Dataset rows for apps and sites:
* * * * * * * * *

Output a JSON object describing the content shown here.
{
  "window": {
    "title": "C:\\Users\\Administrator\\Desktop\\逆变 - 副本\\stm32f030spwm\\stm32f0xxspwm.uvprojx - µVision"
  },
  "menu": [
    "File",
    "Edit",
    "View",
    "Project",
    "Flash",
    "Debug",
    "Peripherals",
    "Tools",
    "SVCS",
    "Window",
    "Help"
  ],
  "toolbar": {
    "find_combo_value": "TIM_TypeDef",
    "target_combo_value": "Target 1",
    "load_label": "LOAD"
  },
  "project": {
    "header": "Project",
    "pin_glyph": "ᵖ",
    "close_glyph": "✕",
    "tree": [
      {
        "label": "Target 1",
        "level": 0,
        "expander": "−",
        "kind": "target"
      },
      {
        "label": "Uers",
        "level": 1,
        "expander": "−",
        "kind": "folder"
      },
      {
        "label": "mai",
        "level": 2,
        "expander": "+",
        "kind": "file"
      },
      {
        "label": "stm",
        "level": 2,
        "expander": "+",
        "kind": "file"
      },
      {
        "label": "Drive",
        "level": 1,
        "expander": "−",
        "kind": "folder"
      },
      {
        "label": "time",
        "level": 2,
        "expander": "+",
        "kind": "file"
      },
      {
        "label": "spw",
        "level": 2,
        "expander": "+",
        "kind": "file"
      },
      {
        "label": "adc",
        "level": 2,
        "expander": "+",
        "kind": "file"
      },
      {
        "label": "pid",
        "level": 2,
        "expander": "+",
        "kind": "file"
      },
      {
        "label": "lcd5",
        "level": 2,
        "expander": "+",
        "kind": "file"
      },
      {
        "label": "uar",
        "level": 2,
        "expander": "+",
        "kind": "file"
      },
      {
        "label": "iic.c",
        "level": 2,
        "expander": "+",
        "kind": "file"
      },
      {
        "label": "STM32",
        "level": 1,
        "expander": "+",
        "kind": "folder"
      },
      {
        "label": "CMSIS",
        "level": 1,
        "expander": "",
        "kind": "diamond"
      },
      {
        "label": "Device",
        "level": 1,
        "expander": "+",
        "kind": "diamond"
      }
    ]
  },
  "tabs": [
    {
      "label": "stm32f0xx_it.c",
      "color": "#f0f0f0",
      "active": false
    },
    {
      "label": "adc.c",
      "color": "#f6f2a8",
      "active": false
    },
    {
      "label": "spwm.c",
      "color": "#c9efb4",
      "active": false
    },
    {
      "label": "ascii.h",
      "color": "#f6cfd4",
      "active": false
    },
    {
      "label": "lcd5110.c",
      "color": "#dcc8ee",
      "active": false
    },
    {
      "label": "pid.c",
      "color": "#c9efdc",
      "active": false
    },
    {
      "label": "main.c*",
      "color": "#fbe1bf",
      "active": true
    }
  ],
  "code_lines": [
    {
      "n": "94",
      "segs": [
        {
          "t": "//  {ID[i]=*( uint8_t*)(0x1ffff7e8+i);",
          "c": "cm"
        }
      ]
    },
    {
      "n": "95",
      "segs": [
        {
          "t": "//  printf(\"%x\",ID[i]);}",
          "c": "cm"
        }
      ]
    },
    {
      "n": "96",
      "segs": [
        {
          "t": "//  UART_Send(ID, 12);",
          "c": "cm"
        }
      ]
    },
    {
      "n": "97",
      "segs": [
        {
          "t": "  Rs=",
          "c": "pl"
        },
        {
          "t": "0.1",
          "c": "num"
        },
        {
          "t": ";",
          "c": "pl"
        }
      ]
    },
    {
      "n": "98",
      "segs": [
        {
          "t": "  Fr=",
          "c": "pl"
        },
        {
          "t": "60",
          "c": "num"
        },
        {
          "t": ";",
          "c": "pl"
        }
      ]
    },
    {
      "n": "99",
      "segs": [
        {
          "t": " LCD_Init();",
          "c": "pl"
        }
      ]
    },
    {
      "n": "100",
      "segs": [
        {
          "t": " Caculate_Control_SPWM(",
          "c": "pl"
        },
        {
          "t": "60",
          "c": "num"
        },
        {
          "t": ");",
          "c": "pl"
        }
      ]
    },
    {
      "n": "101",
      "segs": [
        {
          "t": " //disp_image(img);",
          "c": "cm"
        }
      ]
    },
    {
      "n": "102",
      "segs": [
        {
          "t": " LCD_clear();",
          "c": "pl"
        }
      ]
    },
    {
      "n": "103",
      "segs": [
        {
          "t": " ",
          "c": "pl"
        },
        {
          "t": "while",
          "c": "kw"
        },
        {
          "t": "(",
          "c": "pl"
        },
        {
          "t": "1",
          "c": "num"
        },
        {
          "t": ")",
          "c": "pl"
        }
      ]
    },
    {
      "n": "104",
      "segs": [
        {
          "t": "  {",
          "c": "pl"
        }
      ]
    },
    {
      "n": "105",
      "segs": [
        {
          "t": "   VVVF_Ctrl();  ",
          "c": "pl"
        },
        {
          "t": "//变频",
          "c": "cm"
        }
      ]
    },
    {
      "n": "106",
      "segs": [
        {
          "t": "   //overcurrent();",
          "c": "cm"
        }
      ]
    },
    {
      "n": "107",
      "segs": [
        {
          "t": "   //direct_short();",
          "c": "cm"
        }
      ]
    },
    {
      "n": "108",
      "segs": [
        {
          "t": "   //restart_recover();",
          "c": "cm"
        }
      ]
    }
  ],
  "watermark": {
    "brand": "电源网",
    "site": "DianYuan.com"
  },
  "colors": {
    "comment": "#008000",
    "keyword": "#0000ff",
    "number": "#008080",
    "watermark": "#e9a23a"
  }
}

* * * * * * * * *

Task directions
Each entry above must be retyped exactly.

Answer area
Output a JSON object describing the content shown here.
{
  "window": {
    "title": "C:\\Users\\Administrator\\Desktop\\逆变 - 副本\\stm32f030spwm\\stm32f0xxspwm.uvprojx - µVision"
  },
  "menu": [
    "File",
    "Edit",
    "View",
    "Project",
    "Flash",
    "Debug",
    "Peripherals",
    "Tools",
    "SVCS",
    "Window",
    "Help"
  ],
  "toolbar": {
    "find_combo_value": "TIM_TypeDef",
    "target_combo_value": "Target 1",
    "load_label": "LOAD"
  },
  "project": {
    "header": "Project",
    "pin_glyph": "ᵖ",
    "close_glyph": "✕",
    "tree": [
      {
        "label": "Target 1",
        "level": 0,
        "expander": "−",
        "kind": "target"
      },
      {
        "label": "Uers",
        "level": 1,
        "expander": "−",
        "kind": "folder"
      },
      {
        "label": "mai",
        "level": 2,
        "expander": "+",
        "kind": "file"
      },
      {
        "label": "stm",
        "level": 2,
        "expander": "+",
        "kind": "file"
      },
      {
        "label": "Drive",
        "level": 1,
        "expander": "−",
        "kind": "folder"
      },
      {
        "label": "time",
        "level": 2,
        "expander": "+",
        "kind": "file"
      },
      {
        "label": "spw",
        "level": 2,
        "expander": "+",
        "kind": "file"
      },
      {
        "label": "adc",
        "level": 2,
        "expander": "+",
        "kind": "file"
      },
      {
        "label": "pid",
        "level": 2,
        "expander": "+",
        "kind": "file"
      },
      {
        "label": "lcd5",
        "level": 2,
        "expander": "+",
        "kind": "file"
      },
      {
        "label": "uar",
        "level": 2,
        "expander": "+",
        "kind": "file"
      },
      {
        "label": "iic.c",
        "level": 2,
        "expander": "+",
        "kind": "file"
      },
      {
        "label": "STM32",
        "level": 1,
        "expander": "+",
        "kind": "folder"
      },
      {
        "label": "CMSIS",
        "level": 1,
        "expander": "",
        "kind": "diamond"
      },
      {
        "label": "Device",
        "level": 1,
        "expander": "+",
        "kind": "diamond"
      }
    ]
  },
  "tabs": [
    {
      "label": "stm32f0xx_it.c",
      "color": "#f0f0f0",
      "active": false
    },
    {
      "label": "adc.c",
      "color": "#f6f2a8",
      "active": false
    },
    {
      "label": "spwm.c",
      "color": "#c9efb4",
      "active": false
    },
    {
      "label": "ascii.h",
      "color": "#f6cfd4",
      "active": false
    },
    {
      "label": "lcd5110.c",
      "color": "#dcc8ee",
      "active": false
    },
    {
      "label": "pid.c",
      "color": "#c9efdc",
      "active": false
    },
    {
      "label": "main.c*",
      "color": "#fbe1bf",
      "active": true
    }
  ],
  "code_lines": [
    {
      "n": "94",
      "segs": [
        {
          "t": "//  {ID[i]=*( uint8_t*)(0x1ffff7e8+i);",
          "c": "cm"
        }
      ]
    },
    {
      "n": "95",
      "segs": [
        {
          "t": "//  printf(\"%x\",ID[i]);}",
          "c": "cm"
        }
      ]
    },
    {
      "n": "96",
      "segs": [
        {
          "t": "//  UART_Send(ID, 12);",
          "c": "cm"
        }
      ]
    },
    {
      "n": "97",
      "segs": [
        {
          "t": "  Rs=",
          "c": "pl"
        },
        {
          "t": "0.1",
          "c": "num"
        },
        {
          "t": ";",
          "c": "pl"
        }
      ]
    },
    {
      "n": "98",
      "segs": [
        {
          "t": "  Fr=",
          "c": "pl"
        },
        {
          "t": "60",
          "c": "num"
        },
        {
          "t": ";",
          "c": "pl"
        }
      ]
    },
    {
      "n": "99",
      "segs": [
        {
          "t": " LCD_Init();",
          "c": "pl"
        }
      ]
    },
    {
      "n": "100",
      "segs": [
        {
          "t": " Caculate_Control_SPWM(",
          "c": "pl"
        },
        {
          "t": "60",
          "c": "num"
        },
        {
          "t": ");",
          "c": "pl"
        }
      ]
    },
    {
      "n": "101",
      "segs": [
        {
          "t": " //disp_image(img);",
          "c": "cm"
        }
      ]
    },
    {
      "n": "102",
      "segs": [
        {
          "t": " LCD_clear();",
          "c": "pl"
        }
      ]
    },
    {
      "n": "103",
      "segs": [
        {
          "t": " ",
          "c": "pl"
        },
        {
          "t": "while",
          "c": "kw"
        },
        {
          "t": "(",
          "c": "pl"
        },
        {
          "t": "1",
          "c": "num"
        },
        {
          "t": ")",
          "c": "pl"
        }
      ]
    },
    {
      "n": "104",
      "segs": [
        {
          "t": "  {",
          "c": "pl"
        }
      ]
    },
    {
      "n": "105",
      "segs": [
        {
          "t": "   VVVF_Ctrl();  ",
          "c": "pl"
        },
        {
          "t": "//变频",
          "c": "cm"
        }
      ]
    },
    {
      "n": "106",
      "segs": [
        {
          "t": "   //overcurrent();",
          "c": "cm"
        }
      ]
    },
    {
      "n": "107",
      "segs": [
        {
          "t": "   //direct_short();",
          "c": "cm"
        }
      ]
    },
    {
      "n": "108",
      "segs": [
        {
          "t": "   //restart_recover();",
          "c": "cm"
        }
      ]
    }
  ],
  "watermark": {
    "brand": "电源网",
    "site": "DianYuan.com"
  },
  "colors": {
    "comment": "#008000",
    "keyword": "#0000ff",
    "number": "#008080",
    "watermark": "#e9a23a"
  }
}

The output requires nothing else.